**PROBLEM REQUIREMENTS**
Without including any picture, repeat the records below exactly.

**DATA**
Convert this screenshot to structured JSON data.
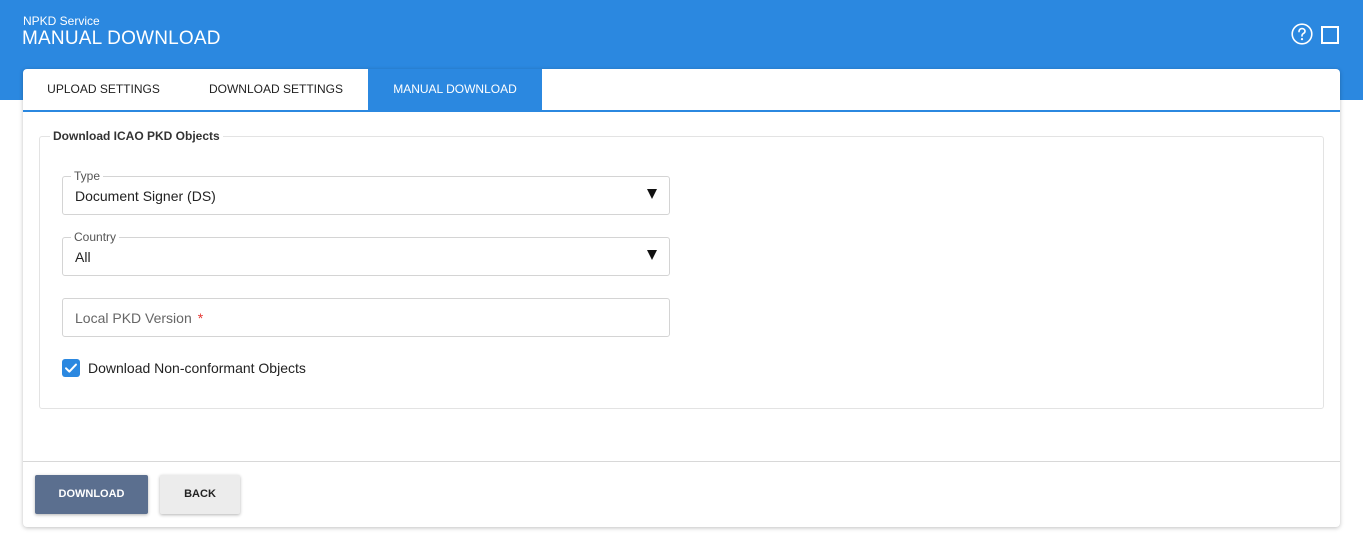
{
  "header": {
    "subtitle": "NPKD Service",
    "title": "MANUAL DOWNLOAD",
    "help_icon": "question-circle-icon",
    "window_icon": "square-icon",
    "color": "#2b88e0"
  },
  "tabs": [
    {
      "label": "UPLOAD SETTINGS",
      "active": false
    },
    {
      "label": "DOWNLOAD SETTINGS",
      "active": false
    },
    {
      "label": "MANUAL DOWNLOAD",
      "active": true
    }
  ],
  "form": {
    "legend": "Download ICAO PKD Objects",
    "type": {
      "label": "Type",
      "value": "Document Signer (DS)"
    },
    "country": {
      "label": "Country",
      "value": "All"
    },
    "local_pkd_version": {
      "placeholder": "Local PKD Version",
      "required_mark": "*",
      "value": ""
    },
    "non_conformant": {
      "label": "Download Non-conformant Objects",
      "checked": true
    }
  },
  "buttons": {
    "download": "DOWNLOAD",
    "back": "BACK"
  },
  "colors": {
    "accent": "#2b88e0",
    "primary_button": "#5b6f8f",
    "required": "#e53935"
  }
}
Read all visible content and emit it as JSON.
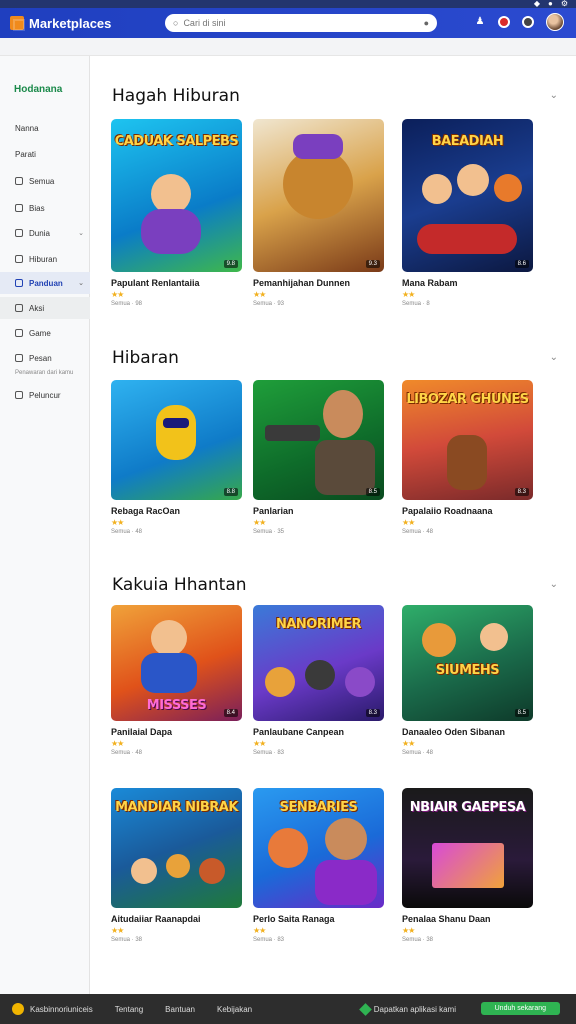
{
  "header": {
    "brand": "Marketplaces",
    "search_placeholder": "Cari di sini"
  },
  "sidebar": {
    "title": "Hodanana",
    "items": [
      {
        "label": "Nanna"
      },
      {
        "label": "Parati"
      },
      {
        "label": "Semua"
      },
      {
        "label": "Bias"
      },
      {
        "label": "Dunia"
      },
      {
        "label": "Hiburan"
      },
      {
        "label": "Panduan"
      },
      {
        "label": "Aksi"
      },
      {
        "label": "Game"
      },
      {
        "label": "Pesan"
      },
      {
        "label": "Peluncur"
      }
    ],
    "sub_note": "Penawaran dari kamu"
  },
  "sections": [
    {
      "title": "Hagah Hiburan",
      "cards": [
        {
          "title": "Papulant Renlantaiia",
          "meta": "Semua · 98",
          "badge": "9.8"
        },
        {
          "title": "Pemanhijahan Dunnen",
          "meta": "Semua · 93",
          "badge": "9.3"
        },
        {
          "title": "Mana Rabam",
          "meta": "Semua · 8",
          "badge": "8.6"
        }
      ]
    },
    {
      "title": "Hibaran",
      "cards": [
        {
          "title": "Rebaga RacOan",
          "meta": "Semua · 48",
          "badge": "8.8"
        },
        {
          "title": "Panlarian",
          "meta": "Semua · 35",
          "badge": "8.5"
        },
        {
          "title": "Papalaiio Roadnaana",
          "meta": "Semua · 48",
          "badge": "8.3"
        }
      ]
    },
    {
      "title": "Kakuia Hhantan",
      "cards": [
        {
          "title": "Panilaial Dapa",
          "meta": "Semua · 48",
          "badge": "8.4"
        },
        {
          "title": "Panlaubane Canpean",
          "meta": "Semua · 83",
          "badge": "8.3"
        },
        {
          "title": "Danaaleo Oden Sibanan",
          "meta": "Semua · 48",
          "badge": "8.5"
        },
        {
          "title": "Aitudaiiar Raanapdai",
          "meta": "Semua · 38",
          "badge": "8.8"
        },
        {
          "title": "Perlo Saita Ranaga",
          "meta": "Semua · 83",
          "badge": "8.3"
        },
        {
          "title": "Penalaa Shanu Daan",
          "meta": "Semua · 38",
          "badge": "8.4"
        }
      ]
    }
  ],
  "art": [
    "CADUAK SALPEBS",
    "",
    "BAEADIAH",
    "",
    "",
    "LIBOZAR GHUNES",
    "MISSSES",
    "NANORIMER",
    "SIUMEHS",
    "MANDIAR NIBRAK",
    "SENBARIES",
    "NBIAIR GAEPESA"
  ],
  "footer": {
    "brand": "Kasbinnoriuniceis",
    "links": [
      "Tentang",
      "Bantuan",
      "Kebijakan"
    ],
    "right_text": "Dapatkan aplikasi kami",
    "button": "Unduh sekarang"
  },
  "colors": {
    "header": "#1f3fbf",
    "accent_green": "#2fb352",
    "star": "#f2b01e"
  }
}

**ANSWER TO THIS TASK**
Convert this screenshot to structured JSON data.
{
  "header": {
    "subtitle": "NPKD Service",
    "title": "MANUAL DOWNLOAD",
    "help_icon": "question-circle-icon",
    "window_icon": "square-icon",
    "color": "#2b88e0"
  },
  "tabs": [
    {
      "label": "UPLOAD SETTINGS",
      "active": false
    },
    {
      "label": "DOWNLOAD SETTINGS",
      "active": false
    },
    {
      "label": "MANUAL DOWNLOAD",
      "active": true
    }
  ],
  "form": {
    "legend": "Download ICAO PKD Objects",
    "type": {
      "label": "Type",
      "value": "Document Signer (DS)"
    },
    "country": {
      "label": "Country",
      "value": "All"
    },
    "local_pkd_version": {
      "placeholder": "Local PKD Version",
      "required_mark": "*",
      "value": ""
    },
    "non_conformant": {
      "label": "Download Non-conformant Objects",
      "checked": true
    }
  },
  "buttons": {
    "download": "DOWNLOAD",
    "back": "BACK"
  },
  "colors": {
    "accent": "#2b88e0",
    "primary_button": "#5b6f8f",
    "required": "#e53935"
  }
}
Read all visible content and emit it as JSON.
{
  "header": {
    "brand": "Marketplaces",
    "search_placeholder": "Cari di sini"
  },
  "sidebar": {
    "title": "Hodanana",
    "items": [
      {
        "label": "Nanna"
      },
      {
        "label": "Parati"
      },
      {
        "label": "Semua"
      },
      {
        "label": "Bias"
      },
      {
        "label": "Dunia"
      },
      {
        "label": "Hiburan"
      },
      {
        "label": "Panduan"
      },
      {
        "label": "Aksi"
      },
      {
        "label": "Game"
      },
      {
        "label": "Pesan"
      },
      {
        "label": "Peluncur"
      }
    ],
    "sub_note": "Penawaran dari kamu"
  },
  "sections": [
    {
      "title": "Hagah Hiburan",
      "cards": [
        {
          "title": "Papulant Renlantaiia",
          "meta": "Semua · 98",
          "badge": "9.8"
        },
        {
          "title": "Pemanhijahan Dunnen",
          "meta": "Semua · 93",
          "badge": "9.3"
        },
        {
          "title": "Mana Rabam",
          "meta": "Semua · 8",
          "badge": "8.6"
        }
      ]
    },
    {
      "title": "Hibaran",
      "cards": [
        {
          "title": "Rebaga RacOan",
          "meta": "Semua · 48",
          "badge": "8.8"
        },
        {
          "title": "Panlarian",
          "meta": "Semua · 35",
          "badge": "8.5"
        },
        {
          "title": "Papalaiio Roadnaana",
          "meta": "Semua · 48",
          "badge": "8.3"
        }
      ]
    },
    {
      "title": "Kakuia Hhantan",
      "cards": [
        {
          "title": "Panilaial Dapa",
          "meta": "Semua · 48",
          "badge": "8.4"
        },
        {
          "title": "Panlaubane Canpean",
          "meta": "Semua · 83",
          "badge": "8.3"
        },
        {
          "title": "Danaaleo Oden Sibanan",
          "meta": "Semua · 48",
          "badge": "8.5"
        },
        {
          "title": "Aitudaiiar Raanapdai",
          "meta": "Semua · 38",
          "badge": "8.8"
        },
        {
          "title": "Perlo Saita Ranaga",
          "meta": "Semua · 83",
          "badge": "8.3"
        },
        {
          "title": "Penalaa Shanu Daan",
          "meta": "Semua · 38",
          "badge": "8.4"
        }
      ]
    }
  ],
  "art": [
    "CADUAK SALPEBS",
    "",
    "BAEADIAH",
    "",
    "",
    "LIBOZAR GHUNES",
    "MISSSES",
    "NANORIMER",
    "SIUMEHS",
    "MANDIAR NIBRAK",
    "SENBARIES",
    "NBIAIR GAEPESA"
  ],
  "footer": {
    "brand": "Kasbinnoriuniceis",
    "links": [
      "Tentang",
      "Bantuan",
      "Kebijakan"
    ],
    "right_text": "Dapatkan aplikasi kami",
    "button": "Unduh sekarang"
  },
  "colors": {
    "header": "#1f3fbf",
    "accent_green": "#2fb352",
    "star": "#f2b01e"
  }
}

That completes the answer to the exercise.